- **Problem to solve**: Please reproduce every record, keeping each one exactly as written.

____ Available data

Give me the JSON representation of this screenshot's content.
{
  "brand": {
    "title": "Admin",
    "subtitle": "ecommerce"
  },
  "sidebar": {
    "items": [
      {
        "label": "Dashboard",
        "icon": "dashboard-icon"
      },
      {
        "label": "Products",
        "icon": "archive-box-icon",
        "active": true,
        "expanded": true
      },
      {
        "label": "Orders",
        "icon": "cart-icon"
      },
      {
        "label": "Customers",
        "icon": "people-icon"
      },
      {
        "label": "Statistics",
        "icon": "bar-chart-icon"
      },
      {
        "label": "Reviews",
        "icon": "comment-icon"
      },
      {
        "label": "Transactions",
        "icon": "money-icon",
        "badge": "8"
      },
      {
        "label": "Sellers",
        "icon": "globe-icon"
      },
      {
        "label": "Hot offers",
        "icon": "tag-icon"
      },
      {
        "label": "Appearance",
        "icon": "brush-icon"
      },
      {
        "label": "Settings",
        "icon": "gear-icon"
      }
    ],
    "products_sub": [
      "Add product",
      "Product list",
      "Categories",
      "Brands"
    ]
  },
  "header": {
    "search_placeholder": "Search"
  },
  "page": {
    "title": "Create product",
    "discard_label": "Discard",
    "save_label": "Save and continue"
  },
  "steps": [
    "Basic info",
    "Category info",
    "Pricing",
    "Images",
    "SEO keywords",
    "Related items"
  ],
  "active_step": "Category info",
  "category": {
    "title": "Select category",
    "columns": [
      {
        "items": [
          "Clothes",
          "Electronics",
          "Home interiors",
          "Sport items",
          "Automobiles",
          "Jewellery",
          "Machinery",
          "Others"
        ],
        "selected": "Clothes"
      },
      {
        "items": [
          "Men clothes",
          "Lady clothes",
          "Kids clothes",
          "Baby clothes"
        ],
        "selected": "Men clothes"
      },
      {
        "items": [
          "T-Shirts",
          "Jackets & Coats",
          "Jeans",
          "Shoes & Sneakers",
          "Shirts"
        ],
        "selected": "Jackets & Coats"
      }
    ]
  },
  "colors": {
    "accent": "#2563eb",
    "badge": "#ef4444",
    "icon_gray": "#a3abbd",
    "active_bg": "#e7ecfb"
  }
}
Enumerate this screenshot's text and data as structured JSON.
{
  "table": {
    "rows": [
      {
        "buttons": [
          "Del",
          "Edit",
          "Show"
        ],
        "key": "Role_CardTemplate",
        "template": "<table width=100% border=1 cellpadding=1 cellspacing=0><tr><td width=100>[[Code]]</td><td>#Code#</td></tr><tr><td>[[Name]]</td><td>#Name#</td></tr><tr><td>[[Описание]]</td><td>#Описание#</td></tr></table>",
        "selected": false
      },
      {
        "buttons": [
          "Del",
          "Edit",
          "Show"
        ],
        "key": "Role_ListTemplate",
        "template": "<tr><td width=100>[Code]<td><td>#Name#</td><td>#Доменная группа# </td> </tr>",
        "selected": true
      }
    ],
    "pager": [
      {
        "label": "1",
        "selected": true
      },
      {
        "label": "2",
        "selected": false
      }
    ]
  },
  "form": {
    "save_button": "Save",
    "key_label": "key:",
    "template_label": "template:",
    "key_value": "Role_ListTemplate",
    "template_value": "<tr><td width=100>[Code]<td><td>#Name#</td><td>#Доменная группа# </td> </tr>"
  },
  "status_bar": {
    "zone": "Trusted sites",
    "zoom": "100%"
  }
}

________

- **Task response**:
Give me the JSON representation of this screenshot's content.
{
  "brand": {
    "title": "Admin",
    "subtitle": "ecommerce"
  },
  "sidebar": {
    "items": [
      {
        "label": "Dashboard",
        "icon": "dashboard-icon"
      },
      {
        "label": "Products",
        "icon": "archive-box-icon",
        "active": true,
        "expanded": true
      },
      {
        "label": "Orders",
        "icon": "cart-icon"
      },
      {
        "label": "Customers",
        "icon": "people-icon"
      },
      {
        "label": "Statistics",
        "icon": "bar-chart-icon"
      },
      {
        "label": "Reviews",
        "icon": "comment-icon"
      },
      {
        "label": "Transactions",
        "icon": "money-icon",
        "badge": "8"
      },
      {
        "label": "Sellers",
        "icon": "globe-icon"
      },
      {
        "label": "Hot offers",
        "icon": "tag-icon"
      },
      {
        "label": "Appearance",
        "icon": "brush-icon"
      },
      {
        "label": "Settings",
        "icon": "gear-icon"
      }
    ],
    "products_sub": [
      "Add product",
      "Product list",
      "Categories",
      "Brands"
    ]
  },
  "header": {
    "search_placeholder": "Search"
  },
  "page": {
    "title": "Create product",
    "discard_label": "Discard",
    "save_label": "Save and continue"
  },
  "steps": [
    "Basic info",
    "Category info",
    "Pricing",
    "Images",
    "SEO keywords",
    "Related items"
  ],
  "active_step": "Category info",
  "category": {
    "title": "Select category",
    "columns": [
      {
        "items": [
          "Clothes",
          "Electronics",
          "Home interiors",
          "Sport items",
          "Automobiles",
          "Jewellery",
          "Machinery",
          "Others"
        ],
        "selected": "Clothes"
      },
      {
        "items": [
          "Men clothes",
          "Lady clothes",
          "Kids clothes",
          "Baby clothes"
        ],
        "selected": "Men clothes"
      },
      {
        "items": [
          "T-Shirts",
          "Jackets & Coats",
          "Jeans",
          "Shoes & Sneakers",
          "Shirts"
        ],
        "selected": "Jackets & Coats"
      }
    ]
  },
  "colors": {
    "accent": "#2563eb",
    "badge": "#ef4444",
    "icon_gray": "#a3abbd",
    "active_bg": "#e7ecfb"
  }
}
Enumerate this screenshot's text and data as structured JSON.
{
  "table": {
    "rows": [
      {
        "buttons": [
          "Del",
          "Edit",
          "Show"
        ],
        "key": "Role_CardTemplate",
        "template": "<table width=100% border=1 cellpadding=1 cellspacing=0><tr><td width=100>[[Code]]</td><td>#Code#</td></tr><tr><td>[[Name]]</td><td>#Name#</td></tr><tr><td>[[Описание]]</td><td>#Описание#</td></tr></table>",
        "selected": false
      },
      {
        "buttons": [
          "Del",
          "Edit",
          "Show"
        ],
        "key": "Role_ListTemplate",
        "template": "<tr><td width=100>[Code]<td><td>#Name#</td><td>#Доменная группа# </td> </tr>",
        "selected": true
      }
    ],
    "pager": [
      {
        "label": "1",
        "selected": true
      },
      {
        "label": "2",
        "selected": false
      }
    ]
  },
  "form": {
    "save_button": "Save",
    "key_label": "key:",
    "template_label": "template:",
    "key_value": "Role_ListTemplate",
    "template_value": "<tr><td width=100>[Code]<td><td>#Name#</td><td>#Доменная группа# </td> </tr>"
  },
  "status_bar": {
    "zone": "Trusted sites",
    "zoom": "100%"
  }
}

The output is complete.